31 Shots of Shock: #1 – ‘A Little Place off the Edgware Road’ by Graham Greene

*Title: ‘A Little Place off the Edgware Road’ by Graham Greene
Date Read: 01 October 2010
Available Online?: NO
Briefly: Completely soaked through and thoroughly miserable, Craven decides to seek sanctuary in a largely unused London theatre which appears to have been taken over by an owner specialising in the screening of silent movies.
Afterthoughts: Taking into account that this story comes from such an eminent writer, and given that it was recommended to me by two very respected short story writers (Philip Langeskov and Jonathan Pinnock), I was expecting really big things from this story. Perhaps I was expecting too much because for me the ‘big things’ never really materialised. Don’t get me wrong this is a very well written story (one would expect no less from Greene), and there were a couple of instances that did send a chill down the spine – the recollection of a dream that constantly disturbs Craven for instance (see below) – but in all honesty I found this story to be mediocre at best. On the upside ‘A Little Place off the Edgware Road’ has a really nice twist in the tale at the end, so I awarded the story a half-a-mark more than I would have if the ending wasn’t so good. All in all an OK story, but I’ll have no trouble turning the light off at bedtime tonight.
Notable Quote: He remembered a dream he had three times woken trembling from: He had been alone in the huge dark cavernous burying ground of all the world. Every grave was connected to another under the ground: the globe was honeycombed for the sake of the dead, and on each occasion of dreaming he had discovered anew the horrifying fact that the body doesn’t decay. There are no worms and dissolution. Under the ground the world was littered with masses of dead flesh ready to rise again with their warts and boils and eruptions.
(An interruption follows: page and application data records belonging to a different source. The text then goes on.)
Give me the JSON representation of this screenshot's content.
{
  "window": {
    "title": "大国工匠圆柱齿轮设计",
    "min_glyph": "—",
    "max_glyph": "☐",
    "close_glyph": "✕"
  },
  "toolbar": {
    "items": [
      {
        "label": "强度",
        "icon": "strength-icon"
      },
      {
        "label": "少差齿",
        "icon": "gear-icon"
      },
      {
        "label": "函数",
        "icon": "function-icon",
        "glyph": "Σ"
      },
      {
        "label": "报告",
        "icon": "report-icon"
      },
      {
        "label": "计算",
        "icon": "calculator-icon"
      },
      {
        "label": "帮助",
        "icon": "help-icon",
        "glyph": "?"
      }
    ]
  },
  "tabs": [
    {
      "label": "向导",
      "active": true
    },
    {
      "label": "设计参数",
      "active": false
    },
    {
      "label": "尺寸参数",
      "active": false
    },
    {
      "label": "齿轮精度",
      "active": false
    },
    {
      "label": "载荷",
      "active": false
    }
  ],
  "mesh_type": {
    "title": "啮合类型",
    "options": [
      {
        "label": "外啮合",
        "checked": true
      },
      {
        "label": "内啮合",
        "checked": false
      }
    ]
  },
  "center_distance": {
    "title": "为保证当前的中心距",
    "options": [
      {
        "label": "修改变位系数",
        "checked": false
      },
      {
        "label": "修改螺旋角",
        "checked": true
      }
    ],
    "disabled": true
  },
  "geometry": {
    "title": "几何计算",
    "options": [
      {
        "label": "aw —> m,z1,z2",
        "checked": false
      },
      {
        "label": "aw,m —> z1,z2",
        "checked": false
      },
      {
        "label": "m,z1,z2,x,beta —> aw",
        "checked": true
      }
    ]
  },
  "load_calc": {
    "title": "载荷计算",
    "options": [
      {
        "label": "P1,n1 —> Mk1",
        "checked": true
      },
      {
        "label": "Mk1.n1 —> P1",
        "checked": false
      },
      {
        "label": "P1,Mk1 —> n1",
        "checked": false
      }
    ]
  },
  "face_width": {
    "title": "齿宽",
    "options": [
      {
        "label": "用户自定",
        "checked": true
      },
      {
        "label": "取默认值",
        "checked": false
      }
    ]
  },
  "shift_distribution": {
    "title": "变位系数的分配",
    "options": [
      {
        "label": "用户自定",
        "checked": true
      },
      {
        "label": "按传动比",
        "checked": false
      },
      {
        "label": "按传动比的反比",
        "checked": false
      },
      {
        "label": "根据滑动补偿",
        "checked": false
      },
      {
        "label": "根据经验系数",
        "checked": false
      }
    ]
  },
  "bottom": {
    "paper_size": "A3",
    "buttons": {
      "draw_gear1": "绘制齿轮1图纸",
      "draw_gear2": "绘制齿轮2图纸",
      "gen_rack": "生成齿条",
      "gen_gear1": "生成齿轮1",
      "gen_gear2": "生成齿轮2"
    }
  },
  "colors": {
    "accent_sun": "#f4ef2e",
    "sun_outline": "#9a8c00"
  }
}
Rating: ★★★½☆

*Story read as part of my 31 Shots of Shock reading challenge.

About Rob

Rob, a self-confessed bibliophile, is without any hope of rehabilitation. He gets unnaturally excited over anything book-shaped, and if book sniffing were a crime then he would have been locked up years ago (which wouldn't bother him in the slightest provided his cell was lined with books).
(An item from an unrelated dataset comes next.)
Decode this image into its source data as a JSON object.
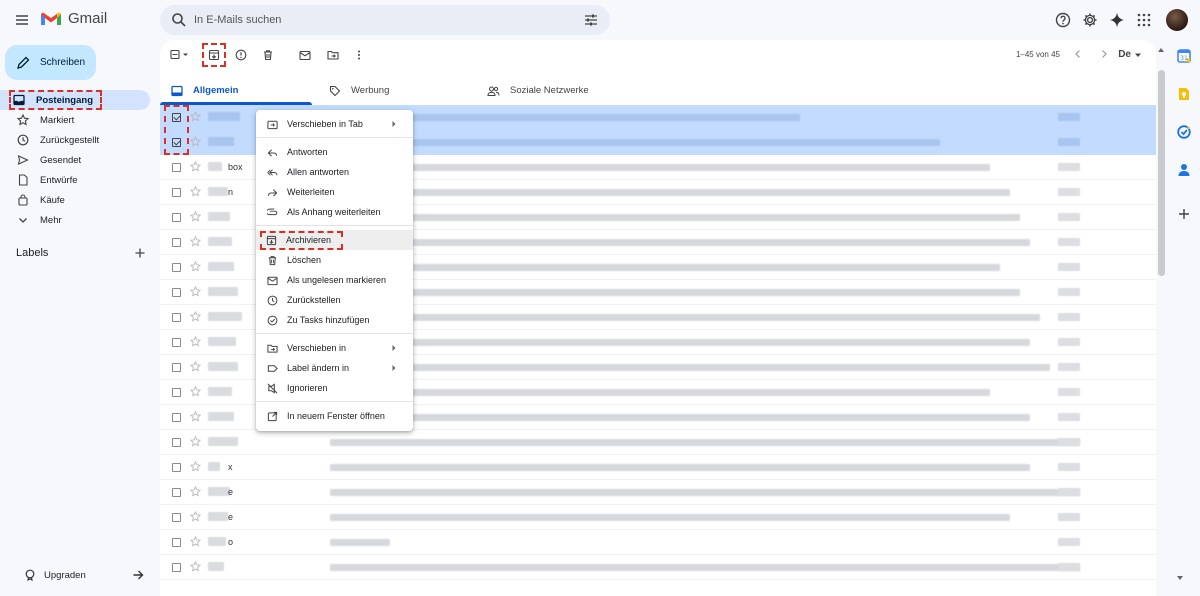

  1. Ha! That’ll teach me to recommend something I haven’t read for years 🙂 I’m going to have to have another look now to see if I agree with you, along with my other two recommendations.

    • Rob (Twitter: robaroundbooks)

      It’s not your recommendation Jon, it’s my picky tastes. Overall it’s a good story but just not creepy enough for me.
      Warmest regards

  2. Oh! I hope the next story is bone-chilling for you 🙂
    I am a dat ahead of you in India, which explains why I am 3 shorts down 🙂
    Here are mine –

    i think you have not read the last one, and I must tell you the 1st one is my fav – The Old Nurse’s Story by Elizabeth Gaskell.

    • Rob (Twitter: robaroundbooks)

      Veens, you’re doing incredibly well. Well done so far. It was my daughter’s 18th birthday at the weekend so I’m actually running a little behind, so it’s not all down to you being a day ahead.
      I’ll be dropping by your blog once I’ve caught myself up. And again, well done so far!